INPUT FOR THIS TASK

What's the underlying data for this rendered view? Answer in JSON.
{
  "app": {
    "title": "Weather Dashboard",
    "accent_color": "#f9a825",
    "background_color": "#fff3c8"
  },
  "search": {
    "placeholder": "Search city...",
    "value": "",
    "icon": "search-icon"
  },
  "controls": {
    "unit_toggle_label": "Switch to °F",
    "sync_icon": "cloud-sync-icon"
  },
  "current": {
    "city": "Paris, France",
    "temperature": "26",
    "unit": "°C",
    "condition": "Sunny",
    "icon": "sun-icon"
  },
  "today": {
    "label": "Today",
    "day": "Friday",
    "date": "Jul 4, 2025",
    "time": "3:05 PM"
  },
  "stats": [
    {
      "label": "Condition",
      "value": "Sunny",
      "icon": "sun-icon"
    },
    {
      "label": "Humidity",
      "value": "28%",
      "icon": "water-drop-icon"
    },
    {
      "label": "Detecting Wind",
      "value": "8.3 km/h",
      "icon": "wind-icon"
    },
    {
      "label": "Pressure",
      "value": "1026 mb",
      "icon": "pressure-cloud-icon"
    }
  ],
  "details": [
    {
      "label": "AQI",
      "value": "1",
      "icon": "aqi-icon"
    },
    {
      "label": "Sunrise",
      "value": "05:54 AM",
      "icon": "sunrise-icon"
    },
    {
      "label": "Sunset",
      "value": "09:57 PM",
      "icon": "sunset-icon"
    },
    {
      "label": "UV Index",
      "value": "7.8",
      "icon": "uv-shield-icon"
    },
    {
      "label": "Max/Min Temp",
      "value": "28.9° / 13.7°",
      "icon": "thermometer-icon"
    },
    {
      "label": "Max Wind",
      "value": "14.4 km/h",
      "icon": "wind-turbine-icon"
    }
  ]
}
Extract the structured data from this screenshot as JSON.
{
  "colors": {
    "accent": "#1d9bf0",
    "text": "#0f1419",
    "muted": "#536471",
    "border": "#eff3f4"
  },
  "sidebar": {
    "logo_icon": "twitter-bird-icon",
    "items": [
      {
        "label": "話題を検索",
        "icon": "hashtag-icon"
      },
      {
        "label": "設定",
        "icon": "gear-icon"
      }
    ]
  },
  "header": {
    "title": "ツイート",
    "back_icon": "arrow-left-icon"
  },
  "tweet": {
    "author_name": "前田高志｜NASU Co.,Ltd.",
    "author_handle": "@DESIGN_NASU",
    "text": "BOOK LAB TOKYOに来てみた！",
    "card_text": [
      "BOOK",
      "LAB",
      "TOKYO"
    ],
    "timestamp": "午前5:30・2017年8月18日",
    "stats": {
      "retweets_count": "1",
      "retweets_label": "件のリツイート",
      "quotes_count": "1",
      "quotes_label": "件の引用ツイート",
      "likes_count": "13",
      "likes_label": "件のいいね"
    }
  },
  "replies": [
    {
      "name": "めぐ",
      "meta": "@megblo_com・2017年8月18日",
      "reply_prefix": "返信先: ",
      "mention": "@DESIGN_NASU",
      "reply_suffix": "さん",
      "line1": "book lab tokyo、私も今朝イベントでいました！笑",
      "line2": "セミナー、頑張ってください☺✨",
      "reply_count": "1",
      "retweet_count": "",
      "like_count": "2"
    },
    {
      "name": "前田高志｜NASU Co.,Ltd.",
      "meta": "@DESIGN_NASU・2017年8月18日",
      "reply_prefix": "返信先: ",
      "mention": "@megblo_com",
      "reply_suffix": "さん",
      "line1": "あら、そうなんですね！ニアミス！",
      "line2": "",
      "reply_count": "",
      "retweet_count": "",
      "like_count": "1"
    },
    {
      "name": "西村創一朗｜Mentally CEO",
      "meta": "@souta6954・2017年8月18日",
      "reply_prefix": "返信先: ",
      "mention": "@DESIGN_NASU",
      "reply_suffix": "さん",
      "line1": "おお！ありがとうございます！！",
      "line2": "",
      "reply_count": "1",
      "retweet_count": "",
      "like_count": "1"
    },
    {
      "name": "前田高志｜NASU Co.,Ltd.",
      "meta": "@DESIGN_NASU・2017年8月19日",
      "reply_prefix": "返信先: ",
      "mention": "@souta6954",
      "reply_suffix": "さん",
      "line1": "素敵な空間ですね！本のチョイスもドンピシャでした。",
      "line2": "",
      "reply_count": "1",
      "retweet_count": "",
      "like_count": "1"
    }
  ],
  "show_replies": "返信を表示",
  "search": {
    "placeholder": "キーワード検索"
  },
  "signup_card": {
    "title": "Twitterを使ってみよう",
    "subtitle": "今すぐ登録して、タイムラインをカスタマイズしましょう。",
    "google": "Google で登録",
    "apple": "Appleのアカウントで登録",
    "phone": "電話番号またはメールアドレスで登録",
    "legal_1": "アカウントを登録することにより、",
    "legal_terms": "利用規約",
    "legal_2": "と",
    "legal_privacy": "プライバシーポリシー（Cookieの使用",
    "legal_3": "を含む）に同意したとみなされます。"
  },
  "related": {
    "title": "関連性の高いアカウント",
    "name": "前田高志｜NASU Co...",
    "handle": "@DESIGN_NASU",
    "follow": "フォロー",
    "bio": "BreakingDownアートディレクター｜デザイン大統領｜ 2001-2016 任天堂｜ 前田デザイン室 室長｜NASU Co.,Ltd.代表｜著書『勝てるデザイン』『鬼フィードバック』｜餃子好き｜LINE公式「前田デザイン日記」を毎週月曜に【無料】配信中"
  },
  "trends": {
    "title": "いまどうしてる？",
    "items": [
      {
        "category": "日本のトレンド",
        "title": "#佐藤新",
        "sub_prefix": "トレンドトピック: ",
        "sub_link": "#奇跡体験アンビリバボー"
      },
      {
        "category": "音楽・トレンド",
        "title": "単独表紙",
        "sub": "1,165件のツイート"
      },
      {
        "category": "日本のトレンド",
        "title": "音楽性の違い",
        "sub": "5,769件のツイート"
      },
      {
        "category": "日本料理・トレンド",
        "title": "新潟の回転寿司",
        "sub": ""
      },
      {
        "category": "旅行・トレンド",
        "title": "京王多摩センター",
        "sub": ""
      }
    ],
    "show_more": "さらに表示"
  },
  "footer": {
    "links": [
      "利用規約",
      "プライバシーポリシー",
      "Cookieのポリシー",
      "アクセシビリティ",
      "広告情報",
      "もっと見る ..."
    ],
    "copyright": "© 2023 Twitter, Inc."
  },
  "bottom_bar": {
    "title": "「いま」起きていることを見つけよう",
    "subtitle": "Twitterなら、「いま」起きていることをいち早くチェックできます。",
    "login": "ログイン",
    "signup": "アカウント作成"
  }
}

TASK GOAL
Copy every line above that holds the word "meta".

SOLUTION TO THIS TASK
      "meta": "@megblo_com・2017年8月18日",
      "meta": "@DESIGN_NASU・2017年8月18日",
      "meta": "@souta6954・2017年8月18日",
      "meta": "@DESIGN_NASU・2017年8月19日",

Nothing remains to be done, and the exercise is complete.